The Making of An Early Frost (excerpt)
For as long as I can remember my father made it clear that I was not the son he had hoped for. From the time I was 6, he let my mother and me know that Billy Holzman was his idea of what a son should be.
Billy was the son of friends of my parents who moved to Los Angeles from the Midwest at about the same time we did. A few months older than me, he was red-haired, good-looking, and a jock. I was chubby, nearsighted, and introverted.
Whenever we spent an afternoon at the Holzmans, Billy would be playing ball or swimming with friends; I would be sitting by myself with a book. Afterward at home my father would start in on me at the dinner table.
“Why can’t you be more like Billy Holzman?” His mouth was full of food.
At that moment whatever was on my fork was unpalatable. I felt ashamed and embarrassed that I couldn’t live up to my father’s expectations.
“I’m sorry, Dad.”
“That’s all you can say? You’re sorry! Why don’t you do something about it? Learn to play ball, for Chrissake.”

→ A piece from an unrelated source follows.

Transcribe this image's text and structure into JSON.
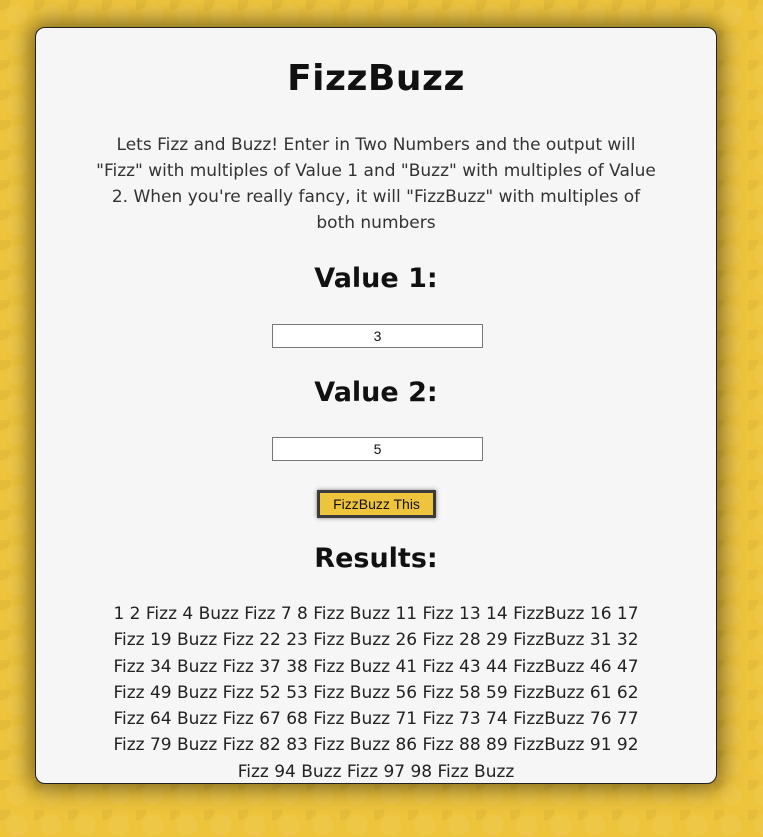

In the Spring of 1985 my agent, Bill Haber, called to say that I’d been asked to direct a film about AIDS. The network had wanted Paul Newman for the job, but when he demurred, Haber, always extraordinary, did a real sales pitch for me, claiming that a gay man would be a more appropriate choice. It was the story of a typical American family who had to come to grips with the fact that their only son was a homosexual who had contracted AIDS—daring material for a very conservative network. Only a couple of years earlier I had been taken off The Thornbirds, a miniseries, because it was to star Richard Chamberlain. The head of Warner Brothers Television decreed that it would prove unwise to have a gay star and a gay director for such a heterosexual project. In the past Richard and I, paranoid we would be found out, had tried to keep our sexual choices a dark secret. But Hollywood is a small town, and suddenly now my sexuality was an asset.